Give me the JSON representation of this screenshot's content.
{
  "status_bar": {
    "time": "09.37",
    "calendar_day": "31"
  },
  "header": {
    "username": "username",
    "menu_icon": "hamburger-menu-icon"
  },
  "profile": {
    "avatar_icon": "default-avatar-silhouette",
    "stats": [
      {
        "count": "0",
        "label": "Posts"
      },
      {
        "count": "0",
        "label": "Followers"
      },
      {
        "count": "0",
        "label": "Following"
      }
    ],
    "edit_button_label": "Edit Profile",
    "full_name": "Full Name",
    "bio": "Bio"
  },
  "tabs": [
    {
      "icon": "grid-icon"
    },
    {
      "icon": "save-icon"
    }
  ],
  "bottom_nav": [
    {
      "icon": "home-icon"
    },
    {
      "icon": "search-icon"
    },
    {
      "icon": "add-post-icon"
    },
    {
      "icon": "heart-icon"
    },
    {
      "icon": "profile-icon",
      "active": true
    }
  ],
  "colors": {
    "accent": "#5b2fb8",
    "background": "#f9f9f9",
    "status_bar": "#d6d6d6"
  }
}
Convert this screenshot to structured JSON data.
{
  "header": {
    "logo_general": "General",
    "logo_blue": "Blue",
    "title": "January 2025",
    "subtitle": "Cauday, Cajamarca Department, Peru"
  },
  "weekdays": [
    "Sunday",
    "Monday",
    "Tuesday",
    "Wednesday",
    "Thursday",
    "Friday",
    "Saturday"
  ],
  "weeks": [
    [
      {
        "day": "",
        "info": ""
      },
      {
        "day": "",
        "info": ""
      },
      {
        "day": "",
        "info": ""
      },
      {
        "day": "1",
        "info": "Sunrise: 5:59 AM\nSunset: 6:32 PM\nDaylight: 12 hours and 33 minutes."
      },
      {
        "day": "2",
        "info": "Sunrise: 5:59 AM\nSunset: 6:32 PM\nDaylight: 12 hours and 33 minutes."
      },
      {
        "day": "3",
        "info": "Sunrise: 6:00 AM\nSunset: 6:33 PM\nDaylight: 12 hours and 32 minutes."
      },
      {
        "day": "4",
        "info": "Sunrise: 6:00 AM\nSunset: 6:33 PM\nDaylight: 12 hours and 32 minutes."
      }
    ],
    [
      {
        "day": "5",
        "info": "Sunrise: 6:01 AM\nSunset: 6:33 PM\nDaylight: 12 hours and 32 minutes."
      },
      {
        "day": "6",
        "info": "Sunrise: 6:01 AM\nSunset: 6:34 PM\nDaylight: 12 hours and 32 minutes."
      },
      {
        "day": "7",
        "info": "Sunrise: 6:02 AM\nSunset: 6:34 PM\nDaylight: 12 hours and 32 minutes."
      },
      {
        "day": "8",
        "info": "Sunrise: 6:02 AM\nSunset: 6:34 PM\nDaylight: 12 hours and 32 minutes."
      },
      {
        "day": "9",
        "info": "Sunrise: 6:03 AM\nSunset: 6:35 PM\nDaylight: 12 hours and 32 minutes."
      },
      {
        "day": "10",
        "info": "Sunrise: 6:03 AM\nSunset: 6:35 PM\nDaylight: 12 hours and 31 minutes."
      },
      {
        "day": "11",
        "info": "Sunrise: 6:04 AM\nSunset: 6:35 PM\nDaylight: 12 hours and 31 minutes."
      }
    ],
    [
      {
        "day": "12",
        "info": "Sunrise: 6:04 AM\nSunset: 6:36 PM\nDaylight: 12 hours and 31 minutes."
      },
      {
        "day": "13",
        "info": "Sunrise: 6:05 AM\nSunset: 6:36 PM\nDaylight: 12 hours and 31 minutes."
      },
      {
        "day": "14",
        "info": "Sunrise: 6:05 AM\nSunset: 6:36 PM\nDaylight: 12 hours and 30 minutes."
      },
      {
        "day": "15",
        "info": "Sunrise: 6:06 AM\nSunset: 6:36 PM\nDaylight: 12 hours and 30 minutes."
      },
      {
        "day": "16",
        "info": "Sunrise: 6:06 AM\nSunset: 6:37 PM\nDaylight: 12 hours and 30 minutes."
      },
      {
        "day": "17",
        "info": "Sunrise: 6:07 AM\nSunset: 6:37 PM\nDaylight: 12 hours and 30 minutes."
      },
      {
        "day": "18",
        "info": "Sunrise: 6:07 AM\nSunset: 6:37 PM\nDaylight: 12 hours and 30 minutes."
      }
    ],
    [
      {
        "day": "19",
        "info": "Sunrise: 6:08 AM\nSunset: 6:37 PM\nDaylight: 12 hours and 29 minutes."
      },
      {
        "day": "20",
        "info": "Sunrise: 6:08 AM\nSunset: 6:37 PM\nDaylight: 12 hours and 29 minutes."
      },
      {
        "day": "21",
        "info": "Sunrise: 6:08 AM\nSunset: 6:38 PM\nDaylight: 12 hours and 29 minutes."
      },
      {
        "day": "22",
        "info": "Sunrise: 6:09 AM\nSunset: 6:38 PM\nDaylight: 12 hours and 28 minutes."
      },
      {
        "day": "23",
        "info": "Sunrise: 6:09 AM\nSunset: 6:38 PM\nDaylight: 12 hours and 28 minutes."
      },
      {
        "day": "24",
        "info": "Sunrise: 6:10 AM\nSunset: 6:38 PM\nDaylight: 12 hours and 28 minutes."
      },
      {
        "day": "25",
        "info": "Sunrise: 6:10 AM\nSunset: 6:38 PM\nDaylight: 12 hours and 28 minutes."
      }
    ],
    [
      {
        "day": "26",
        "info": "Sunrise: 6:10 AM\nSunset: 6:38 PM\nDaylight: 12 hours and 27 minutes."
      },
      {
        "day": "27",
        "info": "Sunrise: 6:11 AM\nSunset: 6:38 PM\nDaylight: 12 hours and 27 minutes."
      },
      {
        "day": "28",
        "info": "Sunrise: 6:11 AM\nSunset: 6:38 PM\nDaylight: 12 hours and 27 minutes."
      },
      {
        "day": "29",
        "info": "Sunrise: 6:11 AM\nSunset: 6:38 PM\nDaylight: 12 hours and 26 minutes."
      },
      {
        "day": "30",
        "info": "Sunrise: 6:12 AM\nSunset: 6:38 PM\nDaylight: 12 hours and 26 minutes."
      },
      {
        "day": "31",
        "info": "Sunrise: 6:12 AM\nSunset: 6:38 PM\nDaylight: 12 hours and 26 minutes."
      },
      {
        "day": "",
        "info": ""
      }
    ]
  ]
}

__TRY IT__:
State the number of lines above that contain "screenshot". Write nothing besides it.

__RESULT__:
2